I wanted the film to feel like suburban America, not stereotypical but archetypal. When I thought about who I’d see in a parking lot in a movie theater I thought about veterans, a young immigrant, a troubled kid who’s relatively harmless, a selfie freak who’s very image conscious, and I wanted to make it clear there was also a psycho with a gun. Movie audiences bring their preconceptions so when they see the guy who dyes his hair orange, or the one who goes to therapy, they think “oh that’s the killer”. You’re supposed to feel close enough that you know these people, and yet one of them is the shooter.
Can you talk about the movie within the movie that we never get to see?
Everyone assumes it’s The Dark Knight, or they see the movie poster in the movie also called Dark Night. We’re seeing the same movie, the people in the audience have come to see the same movie that the people in our movie have come to see. It’s a mirror reflection. The movie ends in a movie theater, meanwhile you’re in the movie theater, the point is to make the screen disappear, if you look to the left you see the young Latinas talking about eyeliner, or the selfie freak drinking her soda.
You said movies are we go to dream, the dream within a dream structure disturbed me more than seeing an actual shooting to be honest. I wonder, do you remember when you realized movies had the power to access dreams like no other art?
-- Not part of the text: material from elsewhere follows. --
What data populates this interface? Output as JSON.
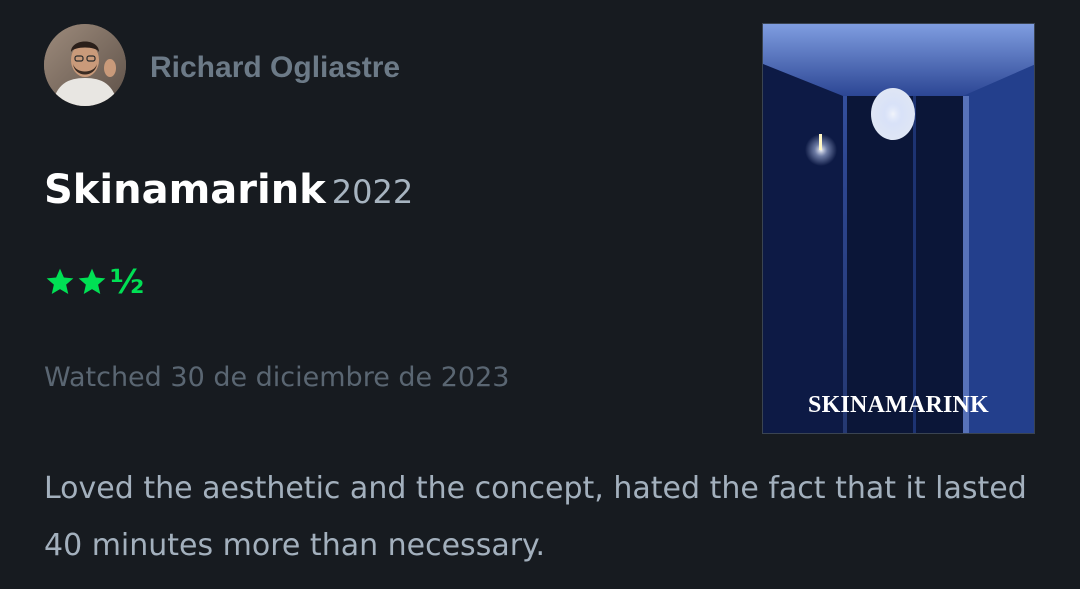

Off the top of my head, when I started watching Tarkovsky movies like Mirror or Stalker and Solaris, even Ivan’s Childhood...he has this uncanny ability to have the seamless territory between a dream and reality, and people and nature. I’ve always been moved by this otherworldly quality of how he sees the real world. In Stalker they’re going through a field, and it’s just dudes going through a field with a guy with a camera shooting them, but you literally feel they could be burned at any moment, or fall off the edge of the world. That power the director has to communicate his imagination is something I first realized with Tarkovsky. A movie like Donnie Darko too, it’s perfect, it’s a dark and dangerous movie. It could be Breakfast Club from a different viewpoint.
I’ve always loved the intertextual nature of movies, I always watch Stalker I think of it as a The Wizard of Oz remake.
That’s a great way to see it.
Did you have specific movies in mind when you shot Dark Night?
Certainly Elephant was a starting point, people compare them but I feel stylistically they’re very different. I didn’t watch movies specifically but I feel the one that best captures the mood I was feeling at the time is Taxi Driver, the obsession, the meticulousness, the operatic sense of the landscape, and the dangerous landscape that is also an “everyday” landscape. There’s also the gun details, and having a charismatic person at the center.
I love Memphis and you saying that Dark Night is a document made me think Memphis is also a document. You’re making realist movies that fit into Americana, but you’re filtering them through a poetic lens. Do you think your purpose as a filmmaker is to preserve this alternate chronicle of America?
I think that’s a really interesting way to put it. I feel comfortable telling stories in a specific way, which is to create almost legends, rather than realistic stories. Things that can be taken from the news, your backyard, or your life which can become myths. Pavillion is about a teenager who moves across the country, but it’s also about the secret life of youth. Memphis to me is about a true mystic, and not about writer’s block at all, but about a person who has a third eye, a person taken from blues legends, people like Monk or Coltrane. Dark Night to me is trying to be its own kind of modern folktale, it sees the world, but doesn’t give lessons, rather it’s something that feels alive, something that can keep growing in your mind.
Dark Night is now in theaters.